The governor said the Department of Education’s proposed draft regulations for teacher and principal evaluation need to be sharpened in order to take a “rigorous” look at objective standards such as testing and student improvement, along with “subjective” measurements, like classroom observations.
Focusing on test scores has been a major-league bugaboo of teachers’ unions, who argue test scores are not an accurate measurement of either student or educator performance.
Here’s the full letter:
May 13th - 11:47 am
Westchester County Executive Rob Astorino, a Republican whose name has been floated as a possible gubernatorial candidate in 2014, posted a video on his official website today calling for relief from mandated spending along with a property tax cap.
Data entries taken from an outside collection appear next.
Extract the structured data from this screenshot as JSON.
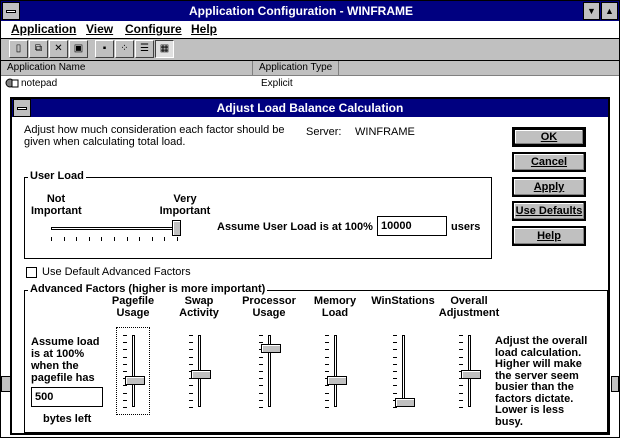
{
  "window": {
    "title": "Application Configuration - WINFRAME",
    "menu": [
      "Application",
      "View",
      "Configure",
      "Help"
    ],
    "toolbar_icons": [
      "new-icon",
      "copy-icon",
      "delete-icon",
      "properties-icon",
      "large-icons-icon",
      "small-icons-icon",
      "list-icon",
      "details-icon"
    ],
    "columns": [
      "Application Name",
      "Application Type"
    ],
    "rows": [
      {
        "name": "notepad",
        "type": "Explicit"
      }
    ]
  },
  "dialog": {
    "title": "Adjust Load Balance Calculation",
    "description_line1": "Adjust how much consideration each factor should be",
    "description_line2": "given when calculating total load.",
    "server_label": "Server:",
    "server_value": "WINFRAME",
    "buttons": {
      "ok": "OK",
      "cancel": "Cancel",
      "apply": "Apply",
      "use_defaults": "Use Defaults",
      "help": "Help"
    },
    "user_load": {
      "group_title": "User Load",
      "not_important": [
        "Not",
        "Important"
      ],
      "very_important": [
        "Very",
        "Important"
      ],
      "slider_value": 1.0,
      "assume_label": "Assume User Load is at 100%",
      "users_value": "10000",
      "users_unit": "users"
    },
    "use_default_advanced": {
      "label": "Use Default Advanced Factors",
      "checked": false
    },
    "advanced": {
      "group_title": "Advanced Factors (higher is more important)",
      "assume_text": [
        "Assume load",
        "is at 100%",
        "when the",
        "pagefile has"
      ],
      "pagefile_value": "500",
      "bytes_left": "bytes left",
      "sliders": [
        {
          "label": [
            "Pagefile",
            "Usage"
          ],
          "level": 0.35
        },
        {
          "label": [
            "Swap",
            "Activity"
          ],
          "level": 0.45
        },
        {
          "label": [
            "Processor",
            "Usage"
          ],
          "level": 0.85
        },
        {
          "label": [
            "Memory",
            "Load"
          ],
          "level": 0.35
        },
        {
          "label": [
            "WinStations"
          ],
          "level": 0.0
        },
        {
          "label": [
            "Overall",
            "Adjustment"
          ],
          "level": 0.45
        }
      ],
      "overall_text": [
        "Adjust the overall",
        "load calculation.",
        "Higher will make",
        "the server seem",
        "busier than the",
        "factors dictate.",
        "Lower is less",
        "busy."
      ]
    }
  }
}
Astorino said in the video that Albany can’t be trusted to pass a hard-line property-tax cap and then promise to take up the mandate relief issue later.
“I’d sooner trust Tony Soprano,” he said, adding that he strongly supports the cap.
Astorino goes on to ask residents to contact legislators asking them to push for mandate relief along with a tax cap.
“”A tax cap alone would be disastrous for municipalities,” Astorino said. “That is where I need your help. I urge you to contact your local state legislators to let them know that mandate relief from Albany is just as important as a property tax cap.”
Earlier this month, another Republican county executive, Chris Collins of Erie County, told Fred Dicker on Talk 1300-AM, that a cap without mandate relief “undo society.”
Gov. Andrew Cuomo, a Westchester County resident himself, is traveling the state to push for a 2 percent cap on local and school taxes. Westchester residents pay among the highest property taxes in the country.
While Astorino is targeting Albany legislators with his mandate talk, the conversations I’ve had with most lawmakers is they share his mandate concerns. It’s the Cuomo administration — including Lt. Gov. Bob Duffy and economic development czar Kenneth Adams who have said a cap must come first.
May 13th - 11:31 am
Gov. Andrew Cuomo today announced the launching of a website for the Spending and Government Efficiency Commission as a way to solicit ideas from the public.
“As I have said repeatedly, right-sizing government is essential to get the state back on the right track, but we can’t do it alone,” Cuomo said in a statement. “The future success of New York requires that we consolidate the sprawl of state entities, find efficiencies, and further improve the state’s operations. As this is the people’s government, the public must have a say in how it operates.”
The effort, being led by aide Paul Francis, is meant to shrink the size of state government through consolidations and sharing of services. Cuomo says the effort is the first fundamental reformation of how Albany works since the 1970s.
The commission’s first meeting was on April 25 and will being to offer suggestions later this month.
Some consolidation efforts are already underway. The 2011-12 state budget consolidated the Banking and Insurance departments. It also cut agency spending across the board by 10 percent.
May 13th - 11:27 am
The NAACP sent a letter to Gov. Andrew Cuomo this week urging him to reconsider his position on the property tax cap, which the organization says would hurt student achievement.
“While these proposals are well intentioned, they will lead to lower test scores and higher dropout rates,” wrote Hazel Dukes, the NAACP New York Conference’s president. “We must prepare our children in order for them to compete in the 21st century workforce.”
Cuomo wants to cap the annual increases in school and local property taxes at 2 percent or the rate of inflation, whichever is lower. The Republican-led Senate approved the measure Jan. 31, but Assembly Speaker Sheldon Silver, D-Manhattan, says he will introduce his own cap that may include some exemptions.
The governor has said school districts can live within a hard 2-percent ceiling if they root out wasteful spending and bureaucracy. He’s also urged them to tap into their reserves.
However, school districts and teachers’ unions have pushed back, saying the money isn’t there.